In short, taking every thing into consideration, the British empire in power and strength may be stated as the greatest that ever existed on earth, as it far surpasses them all in knowledge, moral character, and worth. On her dominions the sun never sets. Before his evening rays leave the spires of Quebec, his morning beams have shone three hours on Port Jackson, and, while sinking from the waters of Lake Superior, his eye opens upon the mouth of the Ganges.
Caledonian Mercury, 15 October 1821, page 4: “The British Empire”
It’s noticeable, when reading the above, that none of the places it mentions by name still belong to the United Kingdom. The British empire is now much reduced in size; in fact, its overseas possessions are confined to a scatter of places that few people could reliably place on a map:
● British Virgin Islands
● Cayman Islands
● Falkland Islands
● Pitcairn Islands
● Saint Helena (with Ascension & Tristan da Cunha)
● Turks and Caicos Islands
● British Indian Ocean Territory
● South Georgia and South Sandwich Islands
● British Antarctic Territory (in abeyance under Antarctic Treaty)
● Sovereign Base Areas of Dhekelia & Akrotiri (Cyprus)
If you’re one of the people who would have trouble placing these names on a map, here’s a map:
And if you’d like to know more about all these places, I heartily recommend Stewart McPherson’s marvellous book, Britain’s Treasure Islands: A Journey To The UK Overseas Territories, as well as the accompanying BBC television series.
What stands out from the map above is that the UK still has the Atlantic, Caribbean and Mediterranean pretty well covered. There’s a solitary (and I do mean solitary) British possession in the Pacific, the Pitcairn Island group. (I’ve written about Pitcairn and its neighbouring islands a couple of years ago, when we were lucky enough to visit them.) And there’s another single possession in the Indian Ocean, the catchily named British Indian Ocean Territory (BIOT). BIOT occupies the whole of the Chagos Archipelago, and is inhabited entirely by British and American military personnel and contractors, based on the largest island, Diego Garcia. It used to be home to 2000 Chagossians, who were chucked out around 1970 to make way for the UK/US military installations. The poor Chagossians are still grinding through the courts attempting to get their homeland returned to them.
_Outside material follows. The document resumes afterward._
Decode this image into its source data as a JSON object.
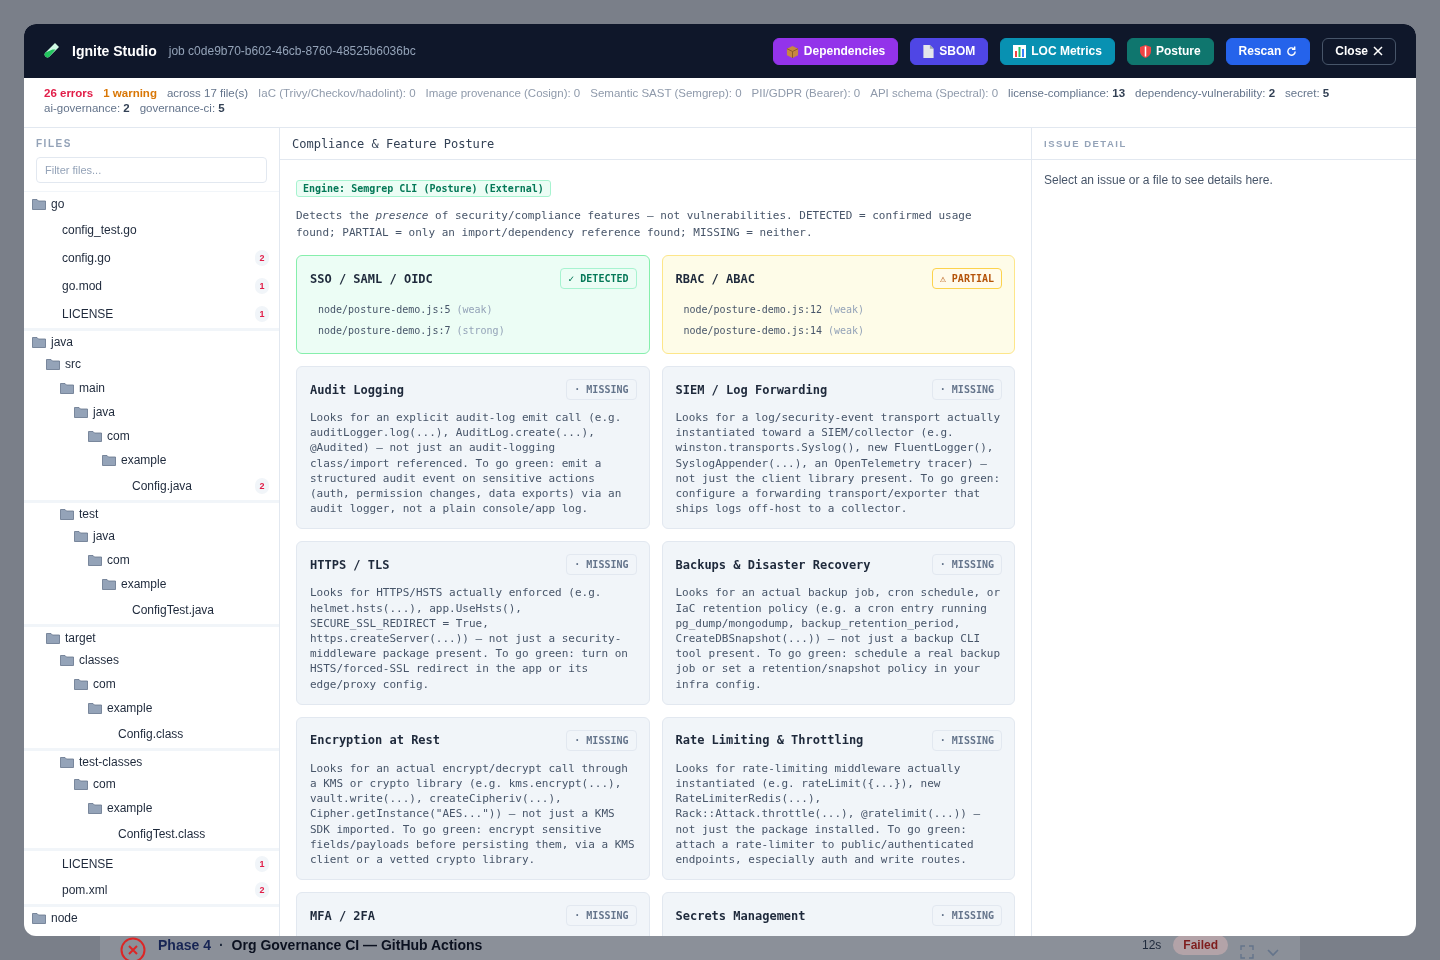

Anyway. Pitcairn and BIOT, which are a long way west and east of most UK territories, look like the key locations to examine when it comes to deciding whether the sun still “never sets on the British empire”. With Pitcairn’s time zone of GMT-8, and BIOT’s of GMT+6, there’s only ten hours of difference between the two territories, which should mean that the sun is visible from both locations for a couple of hours a day. But there’s a potential problem with the seasonal variation in day length—while BIOT sits close to the equator and won’t have much variation in the times at which the sun rises and sets, Pitcairn is south of the tropics, and so we can expect its sunsets to be noticeably earlier in June than they are in December.
So we’re going to need to plot daylight charts for the whole year. Here’s one for Greenwich:
Along the x-axis we have the months of the year, numbered from 1 to 12. On the y-axis, Greenwich Mean Time. The lower curve marks the time of sunrise, throughout the year, at Greenwich. The upper curve is sunset. The yellow area between the curves therefore represents the totality of daylight seen in Greenwich throughout the course of a year.
OK. Let’s superimpose the sunrise and sunset curves for Adamstown on Pitcairn, giving times in GMT:
The Pitcairn sunrise and sunset curves are in red, and Pitcairn daylight extends a long way through the Greenwich night. But sunset on Pitcairn always occurs before sunrise in Greenwich, so there’s a brief period when the sun is shining in neither location.
Will BIOT, with its sunrise earlier than Greenwich, fill the gap? Here are the BIOT curves (calculated for Diego Garcia) added in green:
It’s a close-run thing. Pitcairn’s midwinter sunset on 21 June 2020 comes just 38 minutes after BIOT’s sunrise. Here’s a south polar view of the Earth on that date, capturing the brief period when both territories are in sunlight:
But there’s no doubt the chart is full of daylight, and the sun still never sets on the British empire!